Like many Canadians of his era, Flash Hollett was a two sport athlete (Lacrosse and Hockey). Thankfully for the Boston Bruins, Hollett focused on hockey was one of the first defenseman who was comfortable rushing the ice. Flash held some of the early scoring records for defensemen. Because Hollett achieved…
Teppo Numminen did not get a lot of press over his NHL career as he spent the majority of his time with the Winnipeg Jets, who would later become the Phoenix Coyotes.  Having said that, Numminen is one of the few players to have played twenty seasons in the National…
In the National Hockey League, Ziggy Palffy did not have the pleasure of playing for a lot of good teams as he was only in the playoffs for three of his twelve seasons in North America.  Still, in a career split with the New York Islanders and Los Angeles Kings…
The Montreal Canadians are one of the most successful franchises in NHL history and Jean Guy Talbot is a significant part of that success.  Talbot was a member of seven Stanley Cup wins and would play in six All Star Games.  A somewhat forgotten member of those teams, Talbot was…
Right when Todd Bertuzzi was hitting his stride in the National Hockey League, he derailed his career. His attack on Steve Moore from behind (which ended his career) caused Bertuzzi to be suspended for over a year. When he returned, he was not nearly the productive player he was, as…
With over 600 NHL Points from the blueline in the NHL, James Patrick eclipsed the 50 Point mark four times.  Patrick was best known for his time with the New York Rangers where he would finish twice in the top ten in Norris Trophy voting and represented Canada in the…
One of the more successful Finnish players in professional hockey history, Kimmo Timonen is one of the few players in the National Hockey League to accrue over 1,100 Games.  A Stay-at-home blueliner, Timonen represented Finland Internationally multiple times which resulted in four Olympic medals.  Timonen is also a Stanley Cup…
Likely because he played the bulk (and peak) of his career with the Washington Capitals, a lot of hockey fans were not watching Kevin Hatcher. The durable defenseman was able to score a lot of points and netted 34 goals in the 1992-93 campaign. On four occasions, Hatcher was able…
If you ask the fans of the Ottawa Senators, you already know the answer to this question. Alexei Yashin may have spurned the fans of Canada’s capital, but even they would agree that the Russian was a talented skill player. Now playing in Russia, Yashin had over 750 points in…
One of two players that won the Hart Trophy without being elected to the Hockey Hall of Fame, Al Rollins would win the Hart in 1954, a season in which he actually led the NHL in Losses.  Rollins then played for the Chicago Blackhawks, which were then the worst team…
Honestly, it is difficult to make a Hall of Fame case for Brian Rolston for the Hall of Fame, but we do tip our caps off to one of the most versatile players in hockey history.
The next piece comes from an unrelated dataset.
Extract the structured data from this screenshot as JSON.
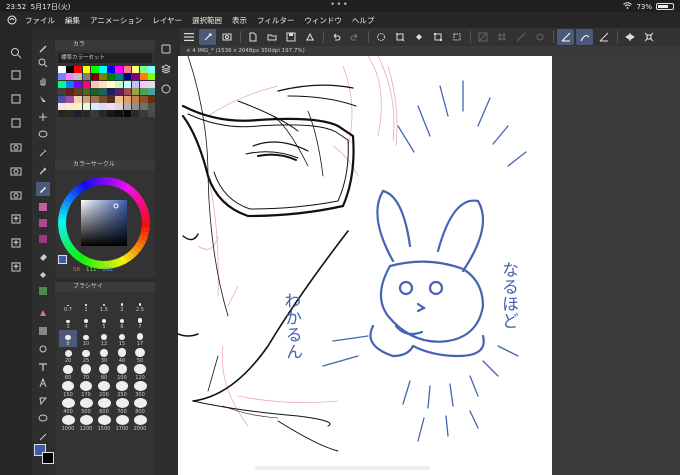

Rolston was comfortable at any forward position, and often quarterbacked the power play; a…
Though the focus on the 1970’s Buffalo Sabres lied with the French Connection line, Danny Gare showcased a few seasons that matched what any sniper was doing at the time. Gare enjoyed a pair of 50 goal seasons and was even the co-goal scoring champion in the 1979-1980 campaign. The…
It could be argued that Pat Stapleton is one of the better players who seem to have been forgotten in the National Hockey League.  He shouldn’t be just a footnote, as he would develop into an excellent point man on the blue line with and the owner of an accurate…
It took a while before Miroslav Satan found his groove in pro hockey, but once he did he emerged as the scoring star for the Buffalo Sabres in the late 90’s. Satan was good, but leading Buffalo in scoring still did not put him among the elite in the NHL…
Pit Martin is remembered by many for being at the wrong end of a lopsided trade that sent Phil Esposito, Ken Hodge and Fred Stanfield to the Boston Bruins and created a Stanley Cup Championship team, but Martin was a very highly regarded player in his own right.  Martin would…